## The Problem:

Consider a numeral system similar to base-10 numeral system with the only difference that it does not use a digit to represent zero; instead it has a digit to represent ten, such as `A`

. It is called *bijective base-10 system*. For example, numbers that do not contain zeros in base-10 system remain the same when converted to bijective base-10 system.

Given a positive integer in base-10 system, return its representation in bijective base-10 system.

**Example**

- For
`a = 12345`

, the output should be

`bijectiveBase10(a) = "12345"`

; - For
`a = 10`

, the output should be

`bijectiveBase10(a) = "A"`

; - For
`a = 100`

, the output should be

`bijectiveBase10(a) = "9A"`

.`100 = 10 * 9 + 10`

->`"9A"`

. - For
`a = 2010`

, the output should be

`bijectiveBase10(a) = "19AA"`

.`2010 = 1 * 10`

->^{3}+ 9 * 10^{2}+ 10 * 10 + 10`"19AA"`

.

**Input/Output**

**[time limit] 4000ms (py)**

**[input] integer a**A positive integer.

*Guaranteed constraints:*

`10 ≤ a ≤ 6 · 10`

.^{8}**[output] string**The string representation of

`a`

in bijective base-10 system.

## The Solution:

def bijectiveBase10(a): if '0' not in `a`: return `a` r="" while a>0: if a%10==0: a-=10 r+="A" else: r+=str(a%10) a/=10 return r[::-1]

## The Explanation:

We need to understand the arithmetic behind this. For every 0 digit we see, we replace it with an ‘A’, which is 10. So, we decrease 10 from our number, because it is not zero anymore, but a ten. Then, we continue doing this just as if we are converting the number to another base.
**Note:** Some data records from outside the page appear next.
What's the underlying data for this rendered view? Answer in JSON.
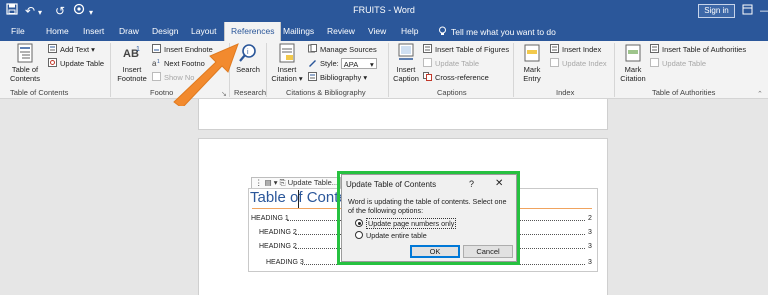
{
  "app": {
    "title": "FRUITS - Word",
    "signin": "Sign in"
  },
  "tabs": [
    "File",
    "Home",
    "Insert",
    "Draw",
    "Design",
    "Layout",
    "References",
    "Mailings",
    "Review",
    "View",
    "Help"
  ],
  "tell_me": "Tell me what you want to do",
  "ribbon": {
    "toc_group": {
      "toc_btn": "Table of Contents",
      "add_text": "Add Text",
      "update_table": "Update Table",
      "title": "Table of Contents"
    },
    "footnotes_group": {
      "insert_footnote": "Insert Footnote",
      "insert_endnote": "Insert Endnote",
      "next_footnote": "Next Footno",
      "show_notes": "Show No",
      "title": "Footno"
    },
    "research_group": {
      "search": "Search",
      "title": "Research"
    },
    "citations_group": {
      "insert_citation": "Insert Citation",
      "manage_sources": "Manage Sources",
      "style_label": "Style:",
      "style_value": "APA",
      "bibliography": "Bibliography",
      "title": "Citations & Bibliography"
    },
    "captions_group": {
      "insert_caption": "Insert Caption",
      "insert_table_of_figures": "Insert Table of Figures",
      "update_table": "Update Table",
      "cross_reference": "Cross-reference",
      "title": "Captions"
    },
    "index_group": {
      "mark_entry": "Mark Entry",
      "insert_index": "Insert Index",
      "update_index": "Update Index",
      "title": "Index"
    },
    "authorities_group": {
      "mark_citation": "Mark Citation",
      "insert_table_of_authorities": "Insert Table of Authorities",
      "update_table": "Update Table",
      "title": "Table of Authorities"
    }
  },
  "document": {
    "toc_toolbar_label": "Update Table...",
    "toc_title": "Table of Conte",
    "entries": [
      {
        "text": "HEADING 1",
        "page": "2"
      },
      {
        "text": "HEADING 2",
        "page": "3"
      },
      {
        "text": "HEADING 2",
        "page": "3"
      },
      {
        "text": "HEADING 3",
        "page": "3"
      }
    ]
  },
  "dialog": {
    "title": "Update Table of Contents",
    "help": "?",
    "close": "✕",
    "message": "Word is updating the table of contents.  Select one of the following options:",
    "options": [
      "Update page numbers only",
      "Update entire table"
    ],
    "selected": 0,
    "ok": "OK",
    "cancel": "Cancel"
  },
  "colors": {
    "title_bar": "#2b579a",
    "highlight": "#26c140",
    "arrow": "#f28a2e",
    "heading_blue": "#2b579a"
  },
  "icons": [
    "save-icon",
    "undo-icon",
    "redo-icon",
    "autosave-icon",
    "folder-icon",
    "customize-qat-icon",
    "ribbon-display-icon",
    "minimize-icon",
    "restore-icon",
    "close-icon",
    "lightbulb-icon"
  ]
}
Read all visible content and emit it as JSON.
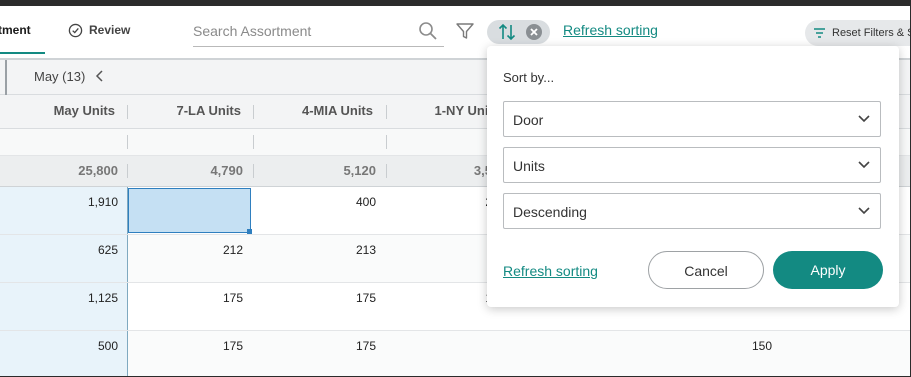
{
  "toolbar": {
    "tab_assortment": "tment",
    "tab_review": "Review",
    "search_placeholder": "Search Assortment",
    "refresh_sorting": "Refresh sorting",
    "reset_filters": "Reset Filters & S"
  },
  "grid": {
    "month_group": "May (13)",
    "columns": [
      "May Units",
      "7-LA Units",
      "4-MIA Units",
      "1-NY Units"
    ],
    "totals": [
      "25,800",
      "4,790",
      "5,120",
      "3,5"
    ],
    "rows": [
      {
        "may": "1,910",
        "la": "",
        "mia": "400",
        "ny": "2",
        "other": ""
      },
      {
        "may": "625",
        "la": "212",
        "mia": "213",
        "ny": "",
        "other": ""
      },
      {
        "may": "1,125",
        "la": "175",
        "mia": "175",
        "ny": "1",
        "other": ""
      },
      {
        "may": "500",
        "la": "175",
        "mia": "175",
        "ny": "",
        "other": "150"
      }
    ]
  },
  "sort_popover": {
    "title": "Sort by...",
    "field_1": "Door",
    "field_2": "Units",
    "field_3": "Descending",
    "refresh_sorting": "Refresh sorting",
    "cancel": "Cancel",
    "apply": "Apply"
  },
  "colors": {
    "accent": "#138a82",
    "selection": "#c5e0f3",
    "first_column": "#e8f3fa"
  }
}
At the end, we have the reverse of the number, so, we return reverse.

The first if statement is actually unnecessary, it would work exactly the same without that if block.